Ronnie Scott

Ronnie's: Ronnie Scott & His World-Famous Jazz Club, BBC4, review: A love letter to live music The story of London's legendary jazz club pushed music to the forefront of its legacy With live music a distant dream due to coronavirus, Oliver Murray's film about world famous Ronnie Scott's Jazz Club made for a poignant watch. Ronnie's was a treat for jazz fans. But it doubled as a love letter to the concert-going experience itself. Murray avoided the usual music documentary pitfalls. There were no talking heads or grandiose claims about Ronnie Scott's impact on British society.

Ronnie’s: Ronnie Scott & His World-Famous Jazz Club, BBC4, review: A love letter to live music

Instead Michael Parkinson, Kyle Eastwood (son of Clint), Michael Jackson, the producer Quincy Jones and others shared their memories of the beloved Soho institution in voiceover. i's TV newsletter: what you should watch next Email address is invalid Email address is invalid Thank you for subscribing! Sorry, there was a problem with your subscription. Their recollections were accompanied by footage of the packed club in its glory days. And what a trove of memories. Cleo Lane, Van Morrison and Chet Baker were among the greats shown gracing the stage. And with a feature-length running time Murray wasn't always in a hurry.
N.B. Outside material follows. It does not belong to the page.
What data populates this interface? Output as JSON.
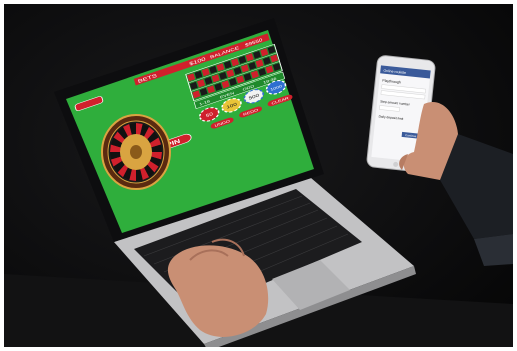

Slowing the pace, he invited the viewer to bask in the wonderful performances. Not that he didn't have a story to tell. Scott was an ace saxophonist who grew up in desperate poverty in the East End. In 1952 he met another sax player, Pete King. After a visit to the Three Deuces Jazz Club in Manhattan, the duo resolved to give London a jazz hotspot to call its own. Scott, who passed away in 1996, cut an enigmatic figure. Even his widow, Mary, confessed that nobody really knew him entirely. He was naturally funny on stage, for instance but despaired that he was better known as a raconteur than a musician. There were other mysteries. A feared gangland figure, Albert "Italian Al" Arthur Dimeo, took a shine to Scott and King when they opened their club in 1959 and did his best to make sure they succeeded. This added a further layer of intrigue to a documentary that wove a compelling tale while putting the music front and centre.